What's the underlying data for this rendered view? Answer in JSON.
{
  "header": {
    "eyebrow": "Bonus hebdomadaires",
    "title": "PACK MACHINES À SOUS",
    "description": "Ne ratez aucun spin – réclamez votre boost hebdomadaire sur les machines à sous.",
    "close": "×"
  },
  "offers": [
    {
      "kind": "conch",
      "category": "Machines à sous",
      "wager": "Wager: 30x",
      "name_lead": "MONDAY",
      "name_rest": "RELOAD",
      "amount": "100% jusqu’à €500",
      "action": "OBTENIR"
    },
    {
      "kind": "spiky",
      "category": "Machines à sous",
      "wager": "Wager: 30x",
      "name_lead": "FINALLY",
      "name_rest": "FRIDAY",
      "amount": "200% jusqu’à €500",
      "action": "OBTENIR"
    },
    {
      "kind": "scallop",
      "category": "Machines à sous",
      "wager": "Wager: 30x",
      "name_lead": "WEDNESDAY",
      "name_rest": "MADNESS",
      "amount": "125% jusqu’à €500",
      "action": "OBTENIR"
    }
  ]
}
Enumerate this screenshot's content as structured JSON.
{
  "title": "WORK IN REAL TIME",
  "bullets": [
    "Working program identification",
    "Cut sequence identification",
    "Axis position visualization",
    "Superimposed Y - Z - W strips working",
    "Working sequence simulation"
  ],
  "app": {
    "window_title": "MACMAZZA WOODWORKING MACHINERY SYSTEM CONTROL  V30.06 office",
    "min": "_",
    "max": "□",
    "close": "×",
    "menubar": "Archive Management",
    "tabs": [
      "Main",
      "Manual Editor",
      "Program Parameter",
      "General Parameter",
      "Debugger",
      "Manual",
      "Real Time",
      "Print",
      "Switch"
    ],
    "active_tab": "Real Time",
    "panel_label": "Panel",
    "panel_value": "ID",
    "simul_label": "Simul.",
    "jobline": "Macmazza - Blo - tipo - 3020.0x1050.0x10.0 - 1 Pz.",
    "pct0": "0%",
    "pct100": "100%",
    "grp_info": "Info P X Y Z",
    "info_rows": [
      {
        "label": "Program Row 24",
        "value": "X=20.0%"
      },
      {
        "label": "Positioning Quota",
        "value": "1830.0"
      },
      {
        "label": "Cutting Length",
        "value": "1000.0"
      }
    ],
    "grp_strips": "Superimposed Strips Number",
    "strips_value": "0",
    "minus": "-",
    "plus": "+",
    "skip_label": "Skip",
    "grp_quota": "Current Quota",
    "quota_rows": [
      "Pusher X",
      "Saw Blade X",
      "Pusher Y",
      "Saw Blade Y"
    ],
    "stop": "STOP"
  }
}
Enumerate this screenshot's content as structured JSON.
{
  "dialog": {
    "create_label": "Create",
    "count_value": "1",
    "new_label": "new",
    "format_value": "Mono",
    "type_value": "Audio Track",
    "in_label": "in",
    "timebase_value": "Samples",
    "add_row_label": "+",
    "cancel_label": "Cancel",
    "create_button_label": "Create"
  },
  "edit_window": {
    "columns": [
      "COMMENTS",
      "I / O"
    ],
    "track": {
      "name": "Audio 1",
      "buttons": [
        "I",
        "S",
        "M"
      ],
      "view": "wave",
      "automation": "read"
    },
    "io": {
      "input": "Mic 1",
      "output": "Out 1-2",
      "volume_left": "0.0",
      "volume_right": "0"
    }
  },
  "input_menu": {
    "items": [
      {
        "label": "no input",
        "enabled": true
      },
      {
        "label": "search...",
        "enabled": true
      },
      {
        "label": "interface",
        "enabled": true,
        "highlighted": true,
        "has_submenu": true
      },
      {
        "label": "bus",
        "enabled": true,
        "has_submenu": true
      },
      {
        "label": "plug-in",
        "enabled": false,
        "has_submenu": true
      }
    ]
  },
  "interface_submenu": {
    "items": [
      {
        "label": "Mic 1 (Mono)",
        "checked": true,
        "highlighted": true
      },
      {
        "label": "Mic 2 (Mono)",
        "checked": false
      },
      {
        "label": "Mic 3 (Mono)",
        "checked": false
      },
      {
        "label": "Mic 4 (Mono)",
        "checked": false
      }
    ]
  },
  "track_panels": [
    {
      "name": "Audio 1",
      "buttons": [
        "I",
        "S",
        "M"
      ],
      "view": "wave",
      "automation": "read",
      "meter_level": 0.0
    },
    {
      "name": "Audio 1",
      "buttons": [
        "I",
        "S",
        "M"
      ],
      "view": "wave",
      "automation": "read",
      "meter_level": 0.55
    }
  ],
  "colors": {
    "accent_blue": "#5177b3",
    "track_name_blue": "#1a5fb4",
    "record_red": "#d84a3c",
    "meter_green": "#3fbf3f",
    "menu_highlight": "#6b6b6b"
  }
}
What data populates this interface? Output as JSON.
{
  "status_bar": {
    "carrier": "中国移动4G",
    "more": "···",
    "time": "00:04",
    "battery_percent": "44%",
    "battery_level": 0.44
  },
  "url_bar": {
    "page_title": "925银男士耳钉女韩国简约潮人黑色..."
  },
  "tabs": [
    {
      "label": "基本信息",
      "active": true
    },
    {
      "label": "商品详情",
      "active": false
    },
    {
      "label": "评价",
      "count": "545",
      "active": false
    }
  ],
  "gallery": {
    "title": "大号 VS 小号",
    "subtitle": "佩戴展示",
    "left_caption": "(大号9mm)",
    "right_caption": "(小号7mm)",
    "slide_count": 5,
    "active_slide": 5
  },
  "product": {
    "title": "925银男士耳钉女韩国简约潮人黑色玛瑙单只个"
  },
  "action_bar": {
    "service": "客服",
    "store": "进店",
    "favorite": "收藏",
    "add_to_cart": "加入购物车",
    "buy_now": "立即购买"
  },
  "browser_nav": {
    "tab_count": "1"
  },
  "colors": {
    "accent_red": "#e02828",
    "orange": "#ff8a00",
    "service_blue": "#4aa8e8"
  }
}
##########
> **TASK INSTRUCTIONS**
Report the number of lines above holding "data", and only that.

> **RESPONSE BOX**
2